In the entries that follow, count each line containing "label" and state the total, nothing more.

(Component data from apps and pages)
-- Opening Marker --
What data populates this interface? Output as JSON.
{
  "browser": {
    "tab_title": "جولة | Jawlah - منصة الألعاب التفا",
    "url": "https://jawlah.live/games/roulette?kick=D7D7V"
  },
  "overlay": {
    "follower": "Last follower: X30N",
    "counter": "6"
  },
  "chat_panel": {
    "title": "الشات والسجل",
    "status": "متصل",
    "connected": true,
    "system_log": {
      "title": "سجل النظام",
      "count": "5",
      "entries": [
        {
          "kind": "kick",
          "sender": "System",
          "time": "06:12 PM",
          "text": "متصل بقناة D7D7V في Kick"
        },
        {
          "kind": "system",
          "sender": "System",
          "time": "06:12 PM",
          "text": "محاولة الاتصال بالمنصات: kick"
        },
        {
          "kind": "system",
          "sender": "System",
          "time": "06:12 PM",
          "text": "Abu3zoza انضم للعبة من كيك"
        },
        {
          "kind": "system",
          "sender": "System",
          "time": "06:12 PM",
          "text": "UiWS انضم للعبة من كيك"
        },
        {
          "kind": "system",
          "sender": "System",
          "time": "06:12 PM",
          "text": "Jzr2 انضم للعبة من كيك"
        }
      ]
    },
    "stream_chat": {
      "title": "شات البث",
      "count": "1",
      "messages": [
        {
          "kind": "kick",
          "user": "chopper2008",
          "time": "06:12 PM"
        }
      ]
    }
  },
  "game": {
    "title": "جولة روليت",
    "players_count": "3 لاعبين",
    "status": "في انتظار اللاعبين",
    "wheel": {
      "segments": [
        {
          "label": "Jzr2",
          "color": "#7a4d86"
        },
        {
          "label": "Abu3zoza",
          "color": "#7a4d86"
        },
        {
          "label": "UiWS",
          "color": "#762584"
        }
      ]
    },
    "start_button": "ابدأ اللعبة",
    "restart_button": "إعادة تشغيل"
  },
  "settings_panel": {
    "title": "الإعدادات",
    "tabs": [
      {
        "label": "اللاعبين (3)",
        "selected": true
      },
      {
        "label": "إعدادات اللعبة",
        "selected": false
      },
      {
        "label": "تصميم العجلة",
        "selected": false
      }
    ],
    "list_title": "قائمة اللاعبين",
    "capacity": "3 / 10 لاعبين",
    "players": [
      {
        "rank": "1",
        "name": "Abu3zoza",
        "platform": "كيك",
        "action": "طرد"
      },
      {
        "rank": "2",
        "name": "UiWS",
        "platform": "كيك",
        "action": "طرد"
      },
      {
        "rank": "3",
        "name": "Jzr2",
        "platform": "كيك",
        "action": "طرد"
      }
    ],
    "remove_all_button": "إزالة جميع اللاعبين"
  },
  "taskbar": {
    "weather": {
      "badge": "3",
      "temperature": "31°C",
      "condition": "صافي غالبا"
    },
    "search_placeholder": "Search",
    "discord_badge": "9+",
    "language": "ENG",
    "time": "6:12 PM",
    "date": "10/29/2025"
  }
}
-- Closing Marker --
→ **Reply**:
6